July 10 will probably be Choo Shaun Ming's biggest day of his life. While his peers are busy with studies, video games and parties, the 23-year-old National University of Singapore (SUS) student has been busy with the other form of 'party' -- contesting in Singapore General Election 2020 on July 10.
The youngest candidate of GE2020 will contest for the newly formed Progress Singapore Party (PSP) from the Chua Chu Kang GRC which has over 106,000 voters. It has been a stronghold of the ruling People's Action Party (PAP). In his big jump to the city-state's political landscape, he will have 70-year-old former Airforce colonel Francis Yuen, 67-year-old Abdul Rahman Mohamed, and 57-year-old Tan Meng Wah as his teammates.
His strong opposition will be from PAP line-up consisting of Health Minister Gan Kim Yong, Senior Parliamentary Secretary, Ministry of Education, Low Yen Ling, lawyer Zhulkarnain Abdul Rahim and banker Don Wee.
Fresh Blood, Fresh Enthusiasm
Although PSP is headed by veteran politician Dr Tan Cheng Bock, Ming is the new face the party is banking on to attract the young voters.

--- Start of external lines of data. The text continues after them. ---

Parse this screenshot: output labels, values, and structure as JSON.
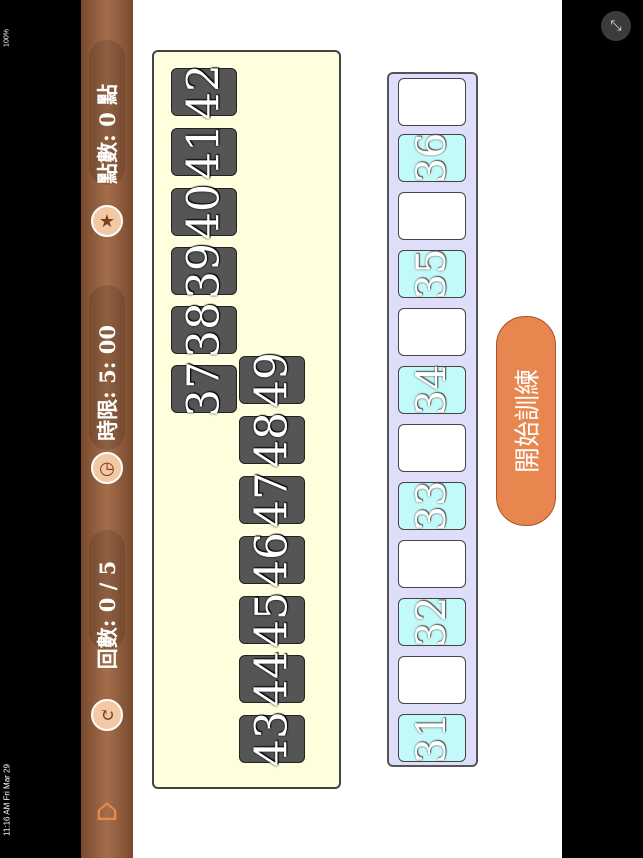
{
  "status_bar": {
    "time": "11:16 AM   Fri Mar 29",
    "battery": "100%"
  },
  "sidebar": {
    "rounds_label": "回數: 0 / 5",
    "time_label": "時限: 5: 00",
    "points_label": "點數: 0 點",
    "icons": {
      "home": "home-icon",
      "rounds": "refresh-icon",
      "clock": "clock-icon",
      "star": "star-icon"
    }
  },
  "board": {
    "tiles": [
      "37",
      "38",
      "39",
      "40",
      "41",
      "42",
      "43",
      "44",
      "45",
      "46",
      "47",
      "48",
      "49"
    ]
  },
  "track": {
    "slots": [
      "31",
      "",
      "32",
      "",
      "33",
      "",
      "34",
      "",
      "35",
      "",
      "36",
      ""
    ]
  },
  "start_button": {
    "label": "開始訓練"
  },
  "colors": {
    "accent": "#e7864e",
    "sidebar": "#8a5637",
    "board": "#ffffdd",
    "slot_filled": "#c2fafa"
  }
}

Ming may not be experienced but he brings an unpolluted fresh air to politics that Singaporeans may just get along with despite a formidable-looking PAP line-up. And even if he doesn't get a desirable result, the undergraduate law student will still garner a massive experience which he might not have inside a classroom.
And Ming is not taking the opportunity lightly. He knows how apathetic the young generation of Singapore is to politics and wants to change the perception by representing them in the Parliament.
"I get a strong sense of apathy. To me, the ideal view of Singaporean society is one where we value different talents and skills as equally as we do that of academic success. I may be young now but I believe it is a duty of every Singaporean to step forward," he said.
For PSP, which is contesting the election on providing jobs for Singaporeans during the economic crisis due to the Coronavirus pandemic, it will be a difficult battle to win even though their slogan says "you deserve better" in their manifesto. Singaporeans in the midst of the crisis may lean on incumbency and that wave is something difficult for PSP to go against, at least in the Republic.
For PAP candidates, most of them are experienced and are seeking re-election to get a fresh mandate so that they can start rebuilding the nation which is still fighting the Coronavirus pandemic.
In the past, PAP had no trouble dealing with a challenge from opposition, winning with 77 percent mandate in 2015 against People's Power Party. In 2011, when Chua Chu Kang was a five-MP constituency, PAP managed to fend off the challenge from National Solidarity Party with 61 percent of votes.
This time, with COVID-19 still in people's minds, Yong wants a strong mandate to unite people in fighting the pandemic. "We know that it will take some time for COVID-19 to resolve and for the economy to recover. So, it's important for us to have a strong mandate to unite the people in the fight against COVID-19 and also beyond it," he added.